SECTOR REPORT

Banks' contribution to national kitty drops by Sh13bn on Covid effects

The profitability of Kenyan banks also declined to a nine-year low in 2020

In Summary
  • Analyses of tax contribution of the banking sector shows that the sector contributed Sh42.4 billion in 2020 down from Sh55.4 billion in 2019.
  • According to the Kenya Bankers Association, the drop was majorly attributed to the depressing effects of the pandemic on incomes.
Central Bank of Kenya headquarters.
Central Bank of Kenya headquarters.
Image: /FILE

The banking sector's contribution to the national kitty took a thrashing from the economic effects of Covid-19, dropping by a whooping Sh13 billion in 2020.

Analyses of tax contribution of the banking sector shows that the sector contributed Sh42.4 billion in 2020 down from Sh55.4 billion in 2019, representing a 23.6 percent drop.

According to the Kenya Bankers Association’s (KBA) State of the Banking Industry (SBI) Report 2021, the drop was majorly attributed to the depressing effects of the pandemic on incomes.

KBA noted that despite this being a major drop the sector would have contributed more to tax revenue had it not borne most of the weight of supporting other sectors of the economy.

The profitability of Kenyan banks also declined to a nine-year low in 2020 on the back of the Covid-19’s negative impact on the economy.

According to the KBA-SBI Report 2021, banks’ profits before tax dropped by 30.9 per cent — the lowest level since the year 2012.

The report attributes the decline to a depressed economic performance and quality of assets held by banks during the year.

Asset quality across the industry players deteriorated in 2020, largely due to the adverse effects of the pandemic on households and enterprise earnings, that occasioned an increase in the sector’s non-performing loans (NPLs).

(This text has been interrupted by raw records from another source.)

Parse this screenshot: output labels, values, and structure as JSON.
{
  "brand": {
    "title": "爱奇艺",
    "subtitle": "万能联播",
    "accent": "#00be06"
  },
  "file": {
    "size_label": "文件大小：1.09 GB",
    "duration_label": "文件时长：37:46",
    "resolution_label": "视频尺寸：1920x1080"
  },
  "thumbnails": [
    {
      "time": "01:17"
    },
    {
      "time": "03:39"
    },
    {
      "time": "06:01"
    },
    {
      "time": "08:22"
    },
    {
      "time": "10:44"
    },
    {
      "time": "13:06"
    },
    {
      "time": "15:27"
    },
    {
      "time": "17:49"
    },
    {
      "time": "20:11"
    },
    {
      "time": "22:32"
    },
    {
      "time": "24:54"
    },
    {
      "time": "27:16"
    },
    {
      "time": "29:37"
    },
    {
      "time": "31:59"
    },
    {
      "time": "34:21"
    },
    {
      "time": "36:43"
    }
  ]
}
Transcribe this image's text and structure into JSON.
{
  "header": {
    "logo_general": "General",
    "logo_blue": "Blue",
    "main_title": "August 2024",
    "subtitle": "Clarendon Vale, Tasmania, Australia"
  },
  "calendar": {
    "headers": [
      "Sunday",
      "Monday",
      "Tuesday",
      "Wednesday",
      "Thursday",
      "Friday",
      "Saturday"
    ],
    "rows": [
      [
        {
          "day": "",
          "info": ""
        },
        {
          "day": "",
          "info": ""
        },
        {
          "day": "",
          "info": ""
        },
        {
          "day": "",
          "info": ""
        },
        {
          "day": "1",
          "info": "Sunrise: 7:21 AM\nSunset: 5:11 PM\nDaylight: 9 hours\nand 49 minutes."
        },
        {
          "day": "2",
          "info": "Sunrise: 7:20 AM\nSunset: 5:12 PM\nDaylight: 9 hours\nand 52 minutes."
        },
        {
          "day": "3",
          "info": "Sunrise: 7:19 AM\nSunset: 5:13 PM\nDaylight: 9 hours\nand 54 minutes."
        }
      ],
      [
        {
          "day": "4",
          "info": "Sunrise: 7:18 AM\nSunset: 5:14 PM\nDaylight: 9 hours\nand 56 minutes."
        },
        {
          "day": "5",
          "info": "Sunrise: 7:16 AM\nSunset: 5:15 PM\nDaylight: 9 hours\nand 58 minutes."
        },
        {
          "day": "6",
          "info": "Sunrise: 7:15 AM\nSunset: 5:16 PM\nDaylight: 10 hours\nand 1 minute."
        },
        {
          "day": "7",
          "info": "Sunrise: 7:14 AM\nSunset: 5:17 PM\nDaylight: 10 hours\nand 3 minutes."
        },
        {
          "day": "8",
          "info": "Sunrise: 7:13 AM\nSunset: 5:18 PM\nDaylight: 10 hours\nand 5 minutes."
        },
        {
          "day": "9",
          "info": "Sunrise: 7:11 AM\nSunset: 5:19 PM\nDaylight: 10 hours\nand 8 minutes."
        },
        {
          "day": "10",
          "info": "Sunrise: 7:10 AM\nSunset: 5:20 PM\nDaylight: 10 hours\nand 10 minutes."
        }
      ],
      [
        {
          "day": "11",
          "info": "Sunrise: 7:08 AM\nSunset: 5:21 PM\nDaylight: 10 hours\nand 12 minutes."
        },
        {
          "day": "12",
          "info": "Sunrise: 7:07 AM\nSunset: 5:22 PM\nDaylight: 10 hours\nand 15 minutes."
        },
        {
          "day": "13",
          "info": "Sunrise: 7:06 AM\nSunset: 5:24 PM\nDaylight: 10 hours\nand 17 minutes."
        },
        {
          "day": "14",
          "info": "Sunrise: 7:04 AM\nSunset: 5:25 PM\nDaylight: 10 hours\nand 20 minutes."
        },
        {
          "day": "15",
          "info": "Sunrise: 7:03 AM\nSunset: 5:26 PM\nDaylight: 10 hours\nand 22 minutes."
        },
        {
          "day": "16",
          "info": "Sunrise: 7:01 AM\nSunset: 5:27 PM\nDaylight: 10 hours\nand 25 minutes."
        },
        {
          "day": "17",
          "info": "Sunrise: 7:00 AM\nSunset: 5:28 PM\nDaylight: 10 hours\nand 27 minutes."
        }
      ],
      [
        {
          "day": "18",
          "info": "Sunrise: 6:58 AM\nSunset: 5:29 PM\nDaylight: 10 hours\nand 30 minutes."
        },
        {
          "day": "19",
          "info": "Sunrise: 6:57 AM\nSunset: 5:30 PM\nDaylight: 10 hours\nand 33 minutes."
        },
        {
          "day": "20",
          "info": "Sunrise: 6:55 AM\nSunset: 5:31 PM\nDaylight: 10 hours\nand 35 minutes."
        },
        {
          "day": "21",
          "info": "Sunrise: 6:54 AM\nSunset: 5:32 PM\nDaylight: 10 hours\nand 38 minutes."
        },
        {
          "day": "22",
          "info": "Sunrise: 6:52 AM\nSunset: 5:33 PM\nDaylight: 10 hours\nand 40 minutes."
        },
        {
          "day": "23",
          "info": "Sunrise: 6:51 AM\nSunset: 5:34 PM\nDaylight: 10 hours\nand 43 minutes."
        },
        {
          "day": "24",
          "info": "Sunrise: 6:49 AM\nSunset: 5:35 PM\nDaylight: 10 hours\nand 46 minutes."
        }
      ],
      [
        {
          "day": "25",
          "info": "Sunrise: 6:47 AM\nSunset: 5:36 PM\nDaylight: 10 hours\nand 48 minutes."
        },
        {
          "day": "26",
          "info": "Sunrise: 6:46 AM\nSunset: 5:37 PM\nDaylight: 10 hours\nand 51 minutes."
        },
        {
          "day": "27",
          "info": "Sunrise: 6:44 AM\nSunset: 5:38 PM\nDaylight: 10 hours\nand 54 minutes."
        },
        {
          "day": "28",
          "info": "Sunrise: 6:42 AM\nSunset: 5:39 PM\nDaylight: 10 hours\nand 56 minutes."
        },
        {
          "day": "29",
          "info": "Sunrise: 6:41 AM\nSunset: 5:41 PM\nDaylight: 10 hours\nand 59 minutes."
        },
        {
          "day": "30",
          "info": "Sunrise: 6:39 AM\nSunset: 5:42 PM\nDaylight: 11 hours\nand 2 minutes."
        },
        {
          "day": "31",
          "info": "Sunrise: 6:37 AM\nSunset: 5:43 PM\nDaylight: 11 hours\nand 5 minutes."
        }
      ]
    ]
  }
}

NPLs stood at Sh433.7 billion as at end 2020 compared with Sh334.3 billion as at end of 2019.

The gross NPLs in 2020 represented about 14.5 per cent of gross loans, compared with 12.5 percent as at the end of 2019, with the observed increase in the ratio associated with an increase in both the volume of NPLs and a decline in the loan growth.

In the period, provisioning for loan losses increased by 47.5 per cent to Sh198.1 billion from Sh134.3 billion in 2019, with loan loss accommodations absorbing 45.7 per cent of non-performing loans compared to 40.2 per cent in 2019.

The banking sector’s total assets on the upside expanded by 12.4 per cent in 2020, to Sh5.4 trillion from Sh 4.8 trillion in 2019, driven by a faster expansion in non-loan assets ,mainly investments in government securities , which grew by 18.5 per cent as gross loans and advances rose by 6.7 per cent.

Net loans and advances increased by 9.1 per cent in 2020 to close at Sh2.93 trillion from Sh2.63 trillion in 2019.

The industry’s average Return on Assets declined to 2.0 percent, a pace faster than trend declines noted over the past few years.

In addition, the industry’s average Return on Equity scaled down to 13.3 percent from an average of 21.1 percent recorded in 2019.

The KBA-SBI Report indicates that the sector’s outlook for the year 2021 appears stable, supported by adequate capitalization and liquidity levels.

KBA Chief Executive Officer Habil Olaka said that banking sector players have continued to review and enhance their business models, seeking to leverage on frameworks that promise efficiency gains, particularly through adoption of technology-based innovations.

The Association's Research and Policy Director Samuel Tiriongo noted that even with the sector working towards recovery, this might take longer than expected as we look forward to an election year.